"Yeah, definitely," he concurs. "I think this team is trying to write a new narrative for Limerick hurling."
Beary wasn't involved when John Allen's outfit came to Croke Park last August, their fans giddy with optimism on foot of a first Munster title in 17 years.
Their heroes crashed and burned on the day; even the seven-point margin of defeat to Clare didn't tell the full story of Limerick's collective malfunction.
Beary - who would help Na Piarsaigh achieve county title and provincial club success by year's end - was also a spectator. He's not entirely convinced that this Sunday's semi-final can be packaged purely as a chance for atonement.
"Myself looking in at that, you have to give credit to Clare for their performance," he maintains. "Clare went with great intent in that semi-final last year.
"But yeah, I'd say the players - if you were to talk to them - that has been a big motivating factor. As a management team, all we've done is sought their feedback from that day and from that occasion, as to what we can do differently."
Limerick's trouble, that day, was encapsulated by the freetaking nightmare endured by their Munster hero, Declan Hannon.
This precocious talent also struggled in this year's Munster final defeat to Cork but, given a more central brief, returned to something like his best form against Wexford in the All-Ireland quarter-final ten days ago.
"The amount of practice time he puts in, we've fantastic faith in him," Beary declares. "He is very young. It's remarkable to think how young these guys are. Shane Dowling is still only 21. When I was involved in Na Piarsaigh in 2011, he was only 18 and had just done the Leaving Cert."

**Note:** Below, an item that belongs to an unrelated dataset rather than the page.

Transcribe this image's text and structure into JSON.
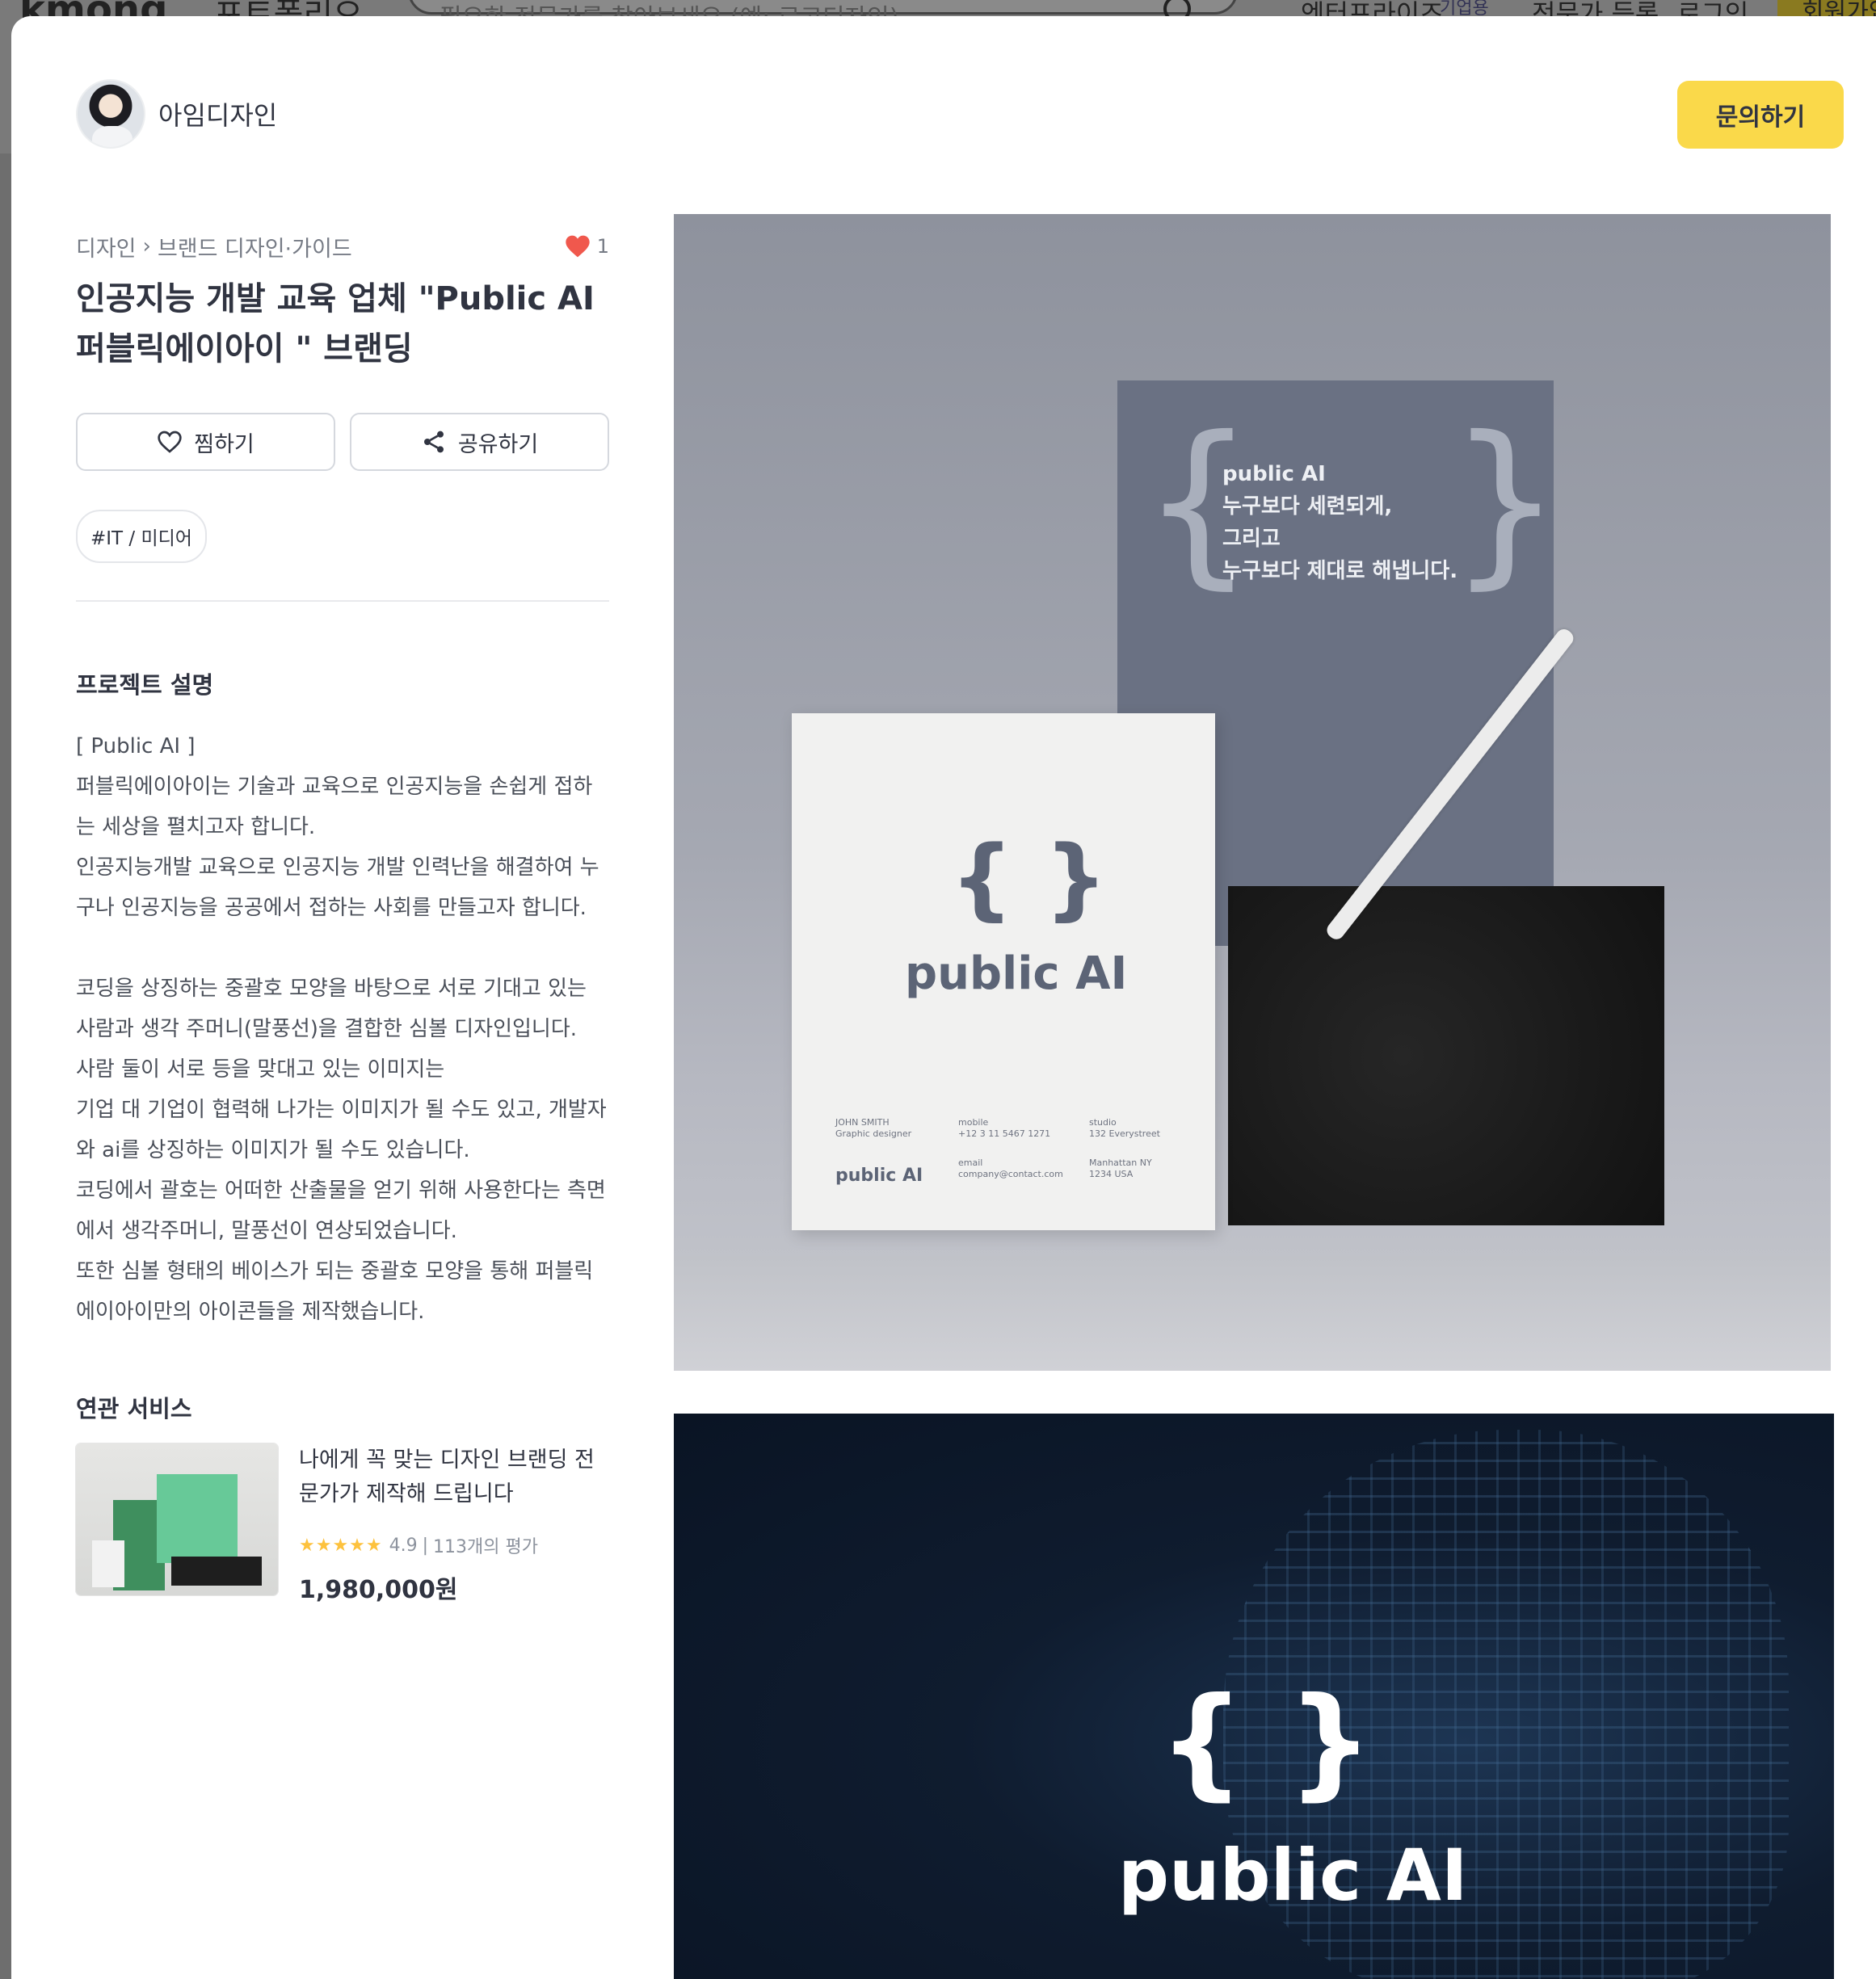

Mention of Na Piarsaigh calls to mind last year's Munster club final and some clear parallels with Limerick's first half demolition job on a Wexford team that had stormed through the qualifiers only to hit a wall, playing for the fourth weekend running.
"That reminded me a lot personally of the Na Piarsaigh Munster club final," says Beary. "Sixmilebridge had to play five or six weeks in a row because of the success of Clare. They'd a great win over Midleton in Cork and were on a bit of a high. They won the home toss. But that fatigue element does catch up on you."
Na Piarsaigh duly sauntered home by 4-14 to 0-8, having led by 1-8 to 0-5 at the break. Limerick's rout of Wexford was even more emphatic: they were 3-15 to 0-8 clear at the interval while the full-time audit read 4-26 to 1-11.
A case of going for the jugular against weary legs?
"It was in my head, to be honest with you," says Beary. "I saw certain parallels there going into it. But the critical part from our perspective, and it's something we focussed on a lot since the Munster final ... we got off to a good start but maybe we wanted more of the killer instinct. I think we showed that to good measure.
"The interplay is getting better, the movement is getting better. There's a fantastic blend of youth and experience in the forward division," he adds.
Now all that remains is to show it on Sunday and keep the narrative going.